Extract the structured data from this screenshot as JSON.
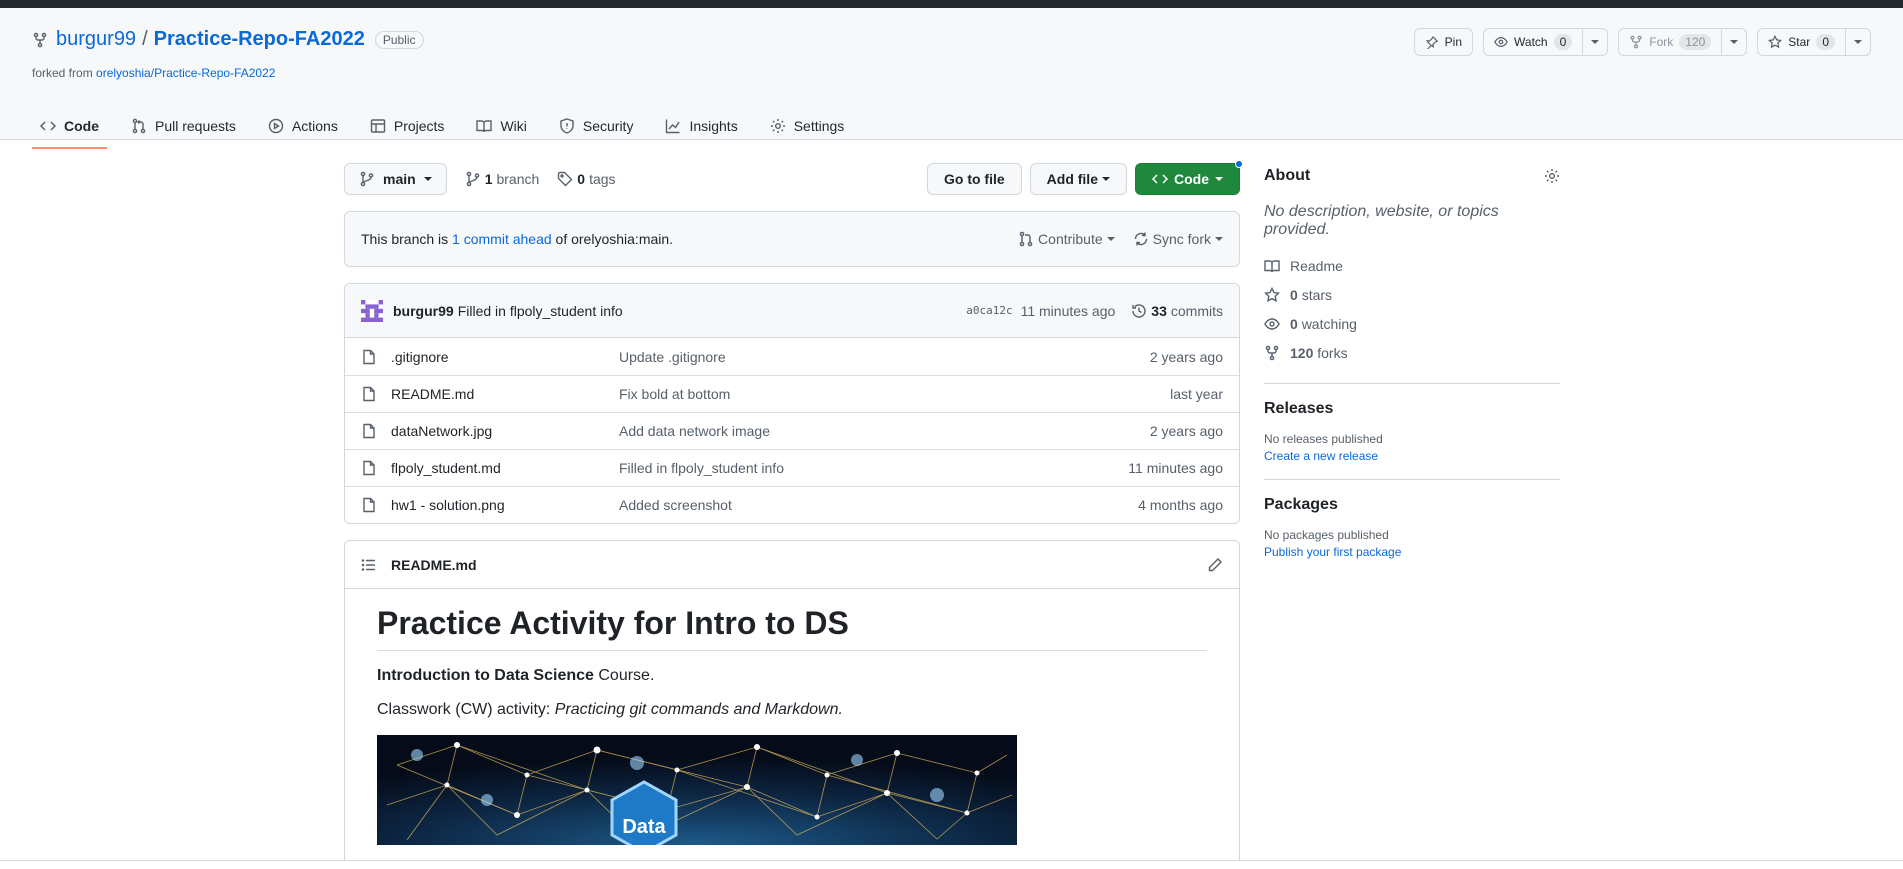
{
  "repo": {
    "owner": "burgur99",
    "separator": "/",
    "name": "Practice-Repo-FA2022",
    "visibility": "Public",
    "forked_prefix": "forked from",
    "forked_from": "orelyoshia/Practice-Repo-FA2022"
  },
  "head_actions": {
    "pin": "Pin",
    "watch": "Watch",
    "watch_count": "0",
    "fork": "Fork",
    "fork_count": "120",
    "star": "Star",
    "star_count": "0"
  },
  "tabs": [
    {
      "label": "Code",
      "icon": "code-icon",
      "selected": true
    },
    {
      "label": "Pull requests",
      "icon": "pull-request-icon"
    },
    {
      "label": "Actions",
      "icon": "play-icon"
    },
    {
      "label": "Projects",
      "icon": "table-icon"
    },
    {
      "label": "Wiki",
      "icon": "book-icon"
    },
    {
      "label": "Security",
      "icon": "shield-icon"
    },
    {
      "label": "Insights",
      "icon": "graph-icon"
    },
    {
      "label": "Settings",
      "icon": "gear-icon"
    }
  ],
  "toolbar": {
    "branch": "main",
    "branch_count": "1",
    "branch_word": "branch",
    "tag_count": "0",
    "tag_word": "tags",
    "goto_file": "Go to file",
    "add_file": "Add file",
    "code": "Code"
  },
  "ahead": {
    "prefix": "This branch is",
    "link": "1 commit ahead",
    "suffix": "of orelyoshia:main.",
    "contribute": "Contribute",
    "sync": "Sync fork"
  },
  "latest_commit": {
    "author": "burgur99",
    "message": "Filled in flpoly_student info",
    "sha": "a0ca12c",
    "time": "11 minutes ago",
    "commit_count": "33",
    "commit_word": "commits"
  },
  "files": [
    {
      "name": ".gitignore",
      "message": "Update .gitignore",
      "age": "2 years ago"
    },
    {
      "name": "README.md",
      "message": "Fix bold at bottom",
      "age": "last year"
    },
    {
      "name": "dataNetwork.jpg",
      "message": "Add data network image",
      "age": "2 years ago"
    },
    {
      "name": "flpoly_student.md",
      "message": "Filled in flpoly_student info",
      "age": "11 minutes ago"
    },
    {
      "name": "hw1 - solution.png",
      "message": "Added screenshot",
      "age": "4 months ago"
    }
  ],
  "readme": {
    "filename": "README.md",
    "heading": "Practice Activity for Intro to DS",
    "p1_bold": "Introduction to Data Science",
    "p1_rest": " Course.",
    "p2_plain": "Classwork (CW) activity: ",
    "p2_italic": "Practicing git commands and Markdown.",
    "image_label": "Data"
  },
  "about": {
    "title": "About",
    "description": "No description, website, or topics provided.",
    "readme": "Readme",
    "stars_count": "0",
    "stars_word": "stars",
    "watching_count": "0",
    "watching_word": "watching",
    "forks_count": "120",
    "forks_word": "forks"
  },
  "releases": {
    "title": "Releases",
    "empty": "No releases published",
    "link": "Create a new release"
  },
  "packages": {
    "title": "Packages",
    "empty": "No packages published",
    "link": "Publish your first package"
  },
  "colors": {
    "primary_green": "#1f883d",
    "link_blue": "#0969da",
    "tab_underline": "#fd8c73"
  }
}
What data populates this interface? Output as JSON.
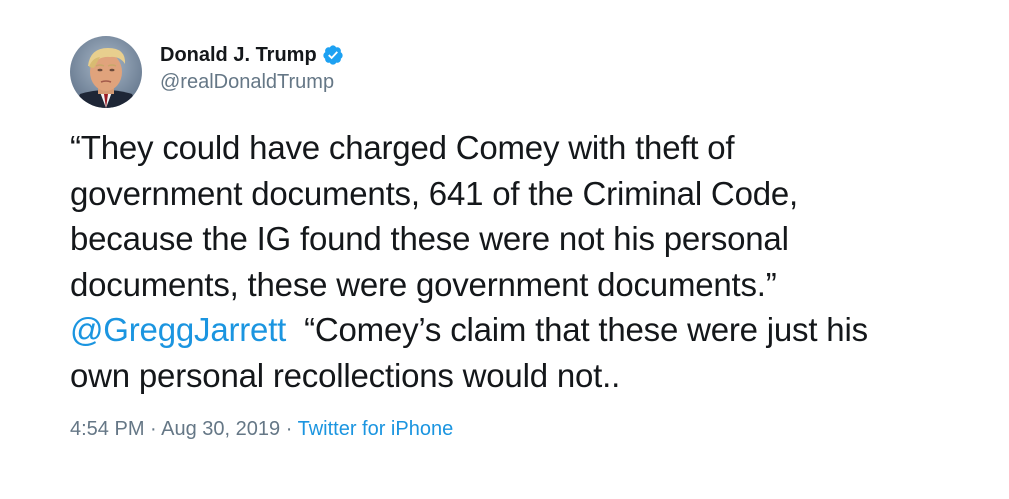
{
  "author": {
    "display_name": "Donald J. Trump",
    "handle": "@realDonaldTrump",
    "verified": true
  },
  "tweet": {
    "lines": [
      "“They could have charged Comey with theft of",
      "government documents, 641 of the Criminal Code,",
      "because the IG found these were not his personal",
      "documents, these were government documents.”"
    ],
    "mention": "@GreggJarrett",
    "after_mention": "  “Comey’s claim that these were just his",
    "last_line": "own personal recollections would not.."
  },
  "meta": {
    "time": "4:54 PM",
    "separator": " · ",
    "date": "Aug 30, 2019",
    "source": "Twitter for iPhone"
  },
  "colors": {
    "link": "#1b95e0",
    "text": "#14171a",
    "muted": "#657786",
    "verified_badge": "#1da1f2"
  },
  "icons": {
    "verified": "verified-badge-icon"
  }
}
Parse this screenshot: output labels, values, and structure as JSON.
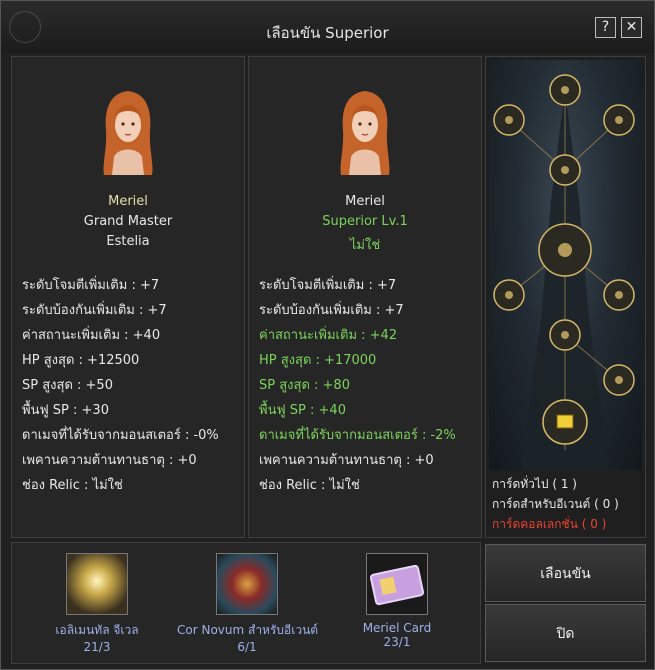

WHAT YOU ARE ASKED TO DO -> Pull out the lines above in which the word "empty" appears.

RESPONSE TO THE TASK ->
    "empty": "No releases published",
    "empty": "No packages published",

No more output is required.